WHAT YOU ARE ASKED TO DO → Check every line of the entries below for the word "Start", and copy the ones that have it.

====================

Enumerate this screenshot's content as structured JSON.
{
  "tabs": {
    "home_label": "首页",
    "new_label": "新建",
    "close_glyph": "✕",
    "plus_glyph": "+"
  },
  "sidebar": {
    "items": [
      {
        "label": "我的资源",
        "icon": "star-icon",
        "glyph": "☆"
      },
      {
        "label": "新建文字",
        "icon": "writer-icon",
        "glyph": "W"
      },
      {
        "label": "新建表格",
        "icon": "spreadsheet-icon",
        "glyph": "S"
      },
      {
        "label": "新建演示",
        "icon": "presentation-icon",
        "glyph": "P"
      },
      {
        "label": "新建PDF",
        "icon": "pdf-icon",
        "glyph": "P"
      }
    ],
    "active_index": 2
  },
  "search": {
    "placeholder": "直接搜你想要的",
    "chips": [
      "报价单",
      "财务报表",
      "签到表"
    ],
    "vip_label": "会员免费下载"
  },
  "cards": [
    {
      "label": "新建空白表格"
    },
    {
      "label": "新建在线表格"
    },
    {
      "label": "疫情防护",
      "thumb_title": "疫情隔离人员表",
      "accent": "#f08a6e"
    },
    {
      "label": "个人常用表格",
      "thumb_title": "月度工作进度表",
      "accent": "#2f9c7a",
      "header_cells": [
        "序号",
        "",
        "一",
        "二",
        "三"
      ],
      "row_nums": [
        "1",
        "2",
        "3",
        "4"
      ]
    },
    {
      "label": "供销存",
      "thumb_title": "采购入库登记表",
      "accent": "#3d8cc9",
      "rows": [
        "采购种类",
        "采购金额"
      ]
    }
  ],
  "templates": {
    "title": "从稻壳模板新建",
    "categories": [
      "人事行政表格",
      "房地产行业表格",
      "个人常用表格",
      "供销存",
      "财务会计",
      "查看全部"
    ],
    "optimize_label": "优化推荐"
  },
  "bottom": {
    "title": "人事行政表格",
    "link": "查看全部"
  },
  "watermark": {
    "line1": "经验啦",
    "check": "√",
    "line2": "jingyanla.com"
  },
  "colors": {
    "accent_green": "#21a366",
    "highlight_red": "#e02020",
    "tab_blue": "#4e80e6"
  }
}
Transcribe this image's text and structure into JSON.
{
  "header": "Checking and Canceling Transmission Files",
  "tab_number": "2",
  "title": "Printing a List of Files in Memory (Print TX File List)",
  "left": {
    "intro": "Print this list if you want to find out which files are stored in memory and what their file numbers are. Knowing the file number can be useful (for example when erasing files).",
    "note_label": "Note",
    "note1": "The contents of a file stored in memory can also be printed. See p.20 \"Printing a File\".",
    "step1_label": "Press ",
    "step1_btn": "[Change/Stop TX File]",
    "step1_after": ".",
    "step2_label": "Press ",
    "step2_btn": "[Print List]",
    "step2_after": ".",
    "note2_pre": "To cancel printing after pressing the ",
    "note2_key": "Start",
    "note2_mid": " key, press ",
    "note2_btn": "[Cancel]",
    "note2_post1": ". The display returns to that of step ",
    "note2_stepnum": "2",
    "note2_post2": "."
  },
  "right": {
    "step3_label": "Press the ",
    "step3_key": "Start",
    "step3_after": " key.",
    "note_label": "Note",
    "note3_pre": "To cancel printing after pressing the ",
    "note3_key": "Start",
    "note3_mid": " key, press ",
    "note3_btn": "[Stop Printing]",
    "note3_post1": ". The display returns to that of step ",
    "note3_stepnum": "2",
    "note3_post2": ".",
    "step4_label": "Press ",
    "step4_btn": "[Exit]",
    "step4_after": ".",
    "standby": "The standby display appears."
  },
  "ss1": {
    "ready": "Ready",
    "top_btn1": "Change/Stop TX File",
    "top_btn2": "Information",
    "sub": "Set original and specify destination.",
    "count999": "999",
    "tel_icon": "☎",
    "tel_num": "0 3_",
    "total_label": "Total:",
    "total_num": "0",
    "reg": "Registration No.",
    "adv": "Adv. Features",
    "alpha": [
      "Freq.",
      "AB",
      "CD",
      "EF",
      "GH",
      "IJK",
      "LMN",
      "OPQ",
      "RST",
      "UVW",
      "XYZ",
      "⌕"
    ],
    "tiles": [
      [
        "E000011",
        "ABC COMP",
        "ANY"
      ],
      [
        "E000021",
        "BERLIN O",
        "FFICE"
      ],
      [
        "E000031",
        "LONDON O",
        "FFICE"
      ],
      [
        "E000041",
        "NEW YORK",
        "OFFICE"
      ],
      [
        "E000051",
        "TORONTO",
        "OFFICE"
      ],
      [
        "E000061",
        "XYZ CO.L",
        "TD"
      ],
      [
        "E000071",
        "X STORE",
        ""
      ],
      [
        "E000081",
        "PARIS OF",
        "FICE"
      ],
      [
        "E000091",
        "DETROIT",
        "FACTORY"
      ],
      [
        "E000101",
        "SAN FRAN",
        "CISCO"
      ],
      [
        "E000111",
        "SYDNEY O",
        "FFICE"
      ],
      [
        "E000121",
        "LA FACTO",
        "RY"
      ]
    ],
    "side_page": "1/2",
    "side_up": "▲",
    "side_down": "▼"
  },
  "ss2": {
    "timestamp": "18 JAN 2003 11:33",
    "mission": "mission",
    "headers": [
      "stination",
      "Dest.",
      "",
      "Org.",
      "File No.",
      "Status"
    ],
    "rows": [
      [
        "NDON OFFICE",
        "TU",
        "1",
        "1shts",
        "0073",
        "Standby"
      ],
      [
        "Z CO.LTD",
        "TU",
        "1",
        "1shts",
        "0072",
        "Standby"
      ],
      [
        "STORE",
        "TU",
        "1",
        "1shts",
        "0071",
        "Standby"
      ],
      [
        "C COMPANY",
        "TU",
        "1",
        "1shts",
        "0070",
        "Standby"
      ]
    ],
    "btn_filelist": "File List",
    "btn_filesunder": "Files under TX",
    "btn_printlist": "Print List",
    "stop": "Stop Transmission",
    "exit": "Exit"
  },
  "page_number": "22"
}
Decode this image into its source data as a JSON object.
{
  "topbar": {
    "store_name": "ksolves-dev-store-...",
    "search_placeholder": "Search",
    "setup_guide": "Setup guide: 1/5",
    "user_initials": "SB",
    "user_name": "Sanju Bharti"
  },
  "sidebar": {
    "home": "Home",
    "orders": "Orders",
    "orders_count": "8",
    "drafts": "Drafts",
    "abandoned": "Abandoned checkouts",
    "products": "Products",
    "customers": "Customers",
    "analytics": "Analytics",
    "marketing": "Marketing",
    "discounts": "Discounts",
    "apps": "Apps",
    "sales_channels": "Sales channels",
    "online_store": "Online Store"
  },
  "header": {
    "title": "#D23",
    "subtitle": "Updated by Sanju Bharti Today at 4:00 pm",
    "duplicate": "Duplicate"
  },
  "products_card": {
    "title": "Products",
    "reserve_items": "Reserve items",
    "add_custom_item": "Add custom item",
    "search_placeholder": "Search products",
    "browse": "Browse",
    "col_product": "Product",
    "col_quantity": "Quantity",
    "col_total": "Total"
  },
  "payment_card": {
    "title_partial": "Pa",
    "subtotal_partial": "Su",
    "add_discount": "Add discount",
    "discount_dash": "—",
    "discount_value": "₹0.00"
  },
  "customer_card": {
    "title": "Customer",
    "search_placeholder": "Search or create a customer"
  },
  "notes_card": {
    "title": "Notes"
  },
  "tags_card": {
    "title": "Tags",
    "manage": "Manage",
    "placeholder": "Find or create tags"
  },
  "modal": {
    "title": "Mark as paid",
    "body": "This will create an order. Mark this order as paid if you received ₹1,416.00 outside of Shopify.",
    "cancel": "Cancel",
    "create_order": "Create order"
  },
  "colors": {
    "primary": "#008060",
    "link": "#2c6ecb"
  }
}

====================

FINAL ANSWER →
    "note2_key": "Start",
    "step3_key": "Start",
    "note3_key": "Start",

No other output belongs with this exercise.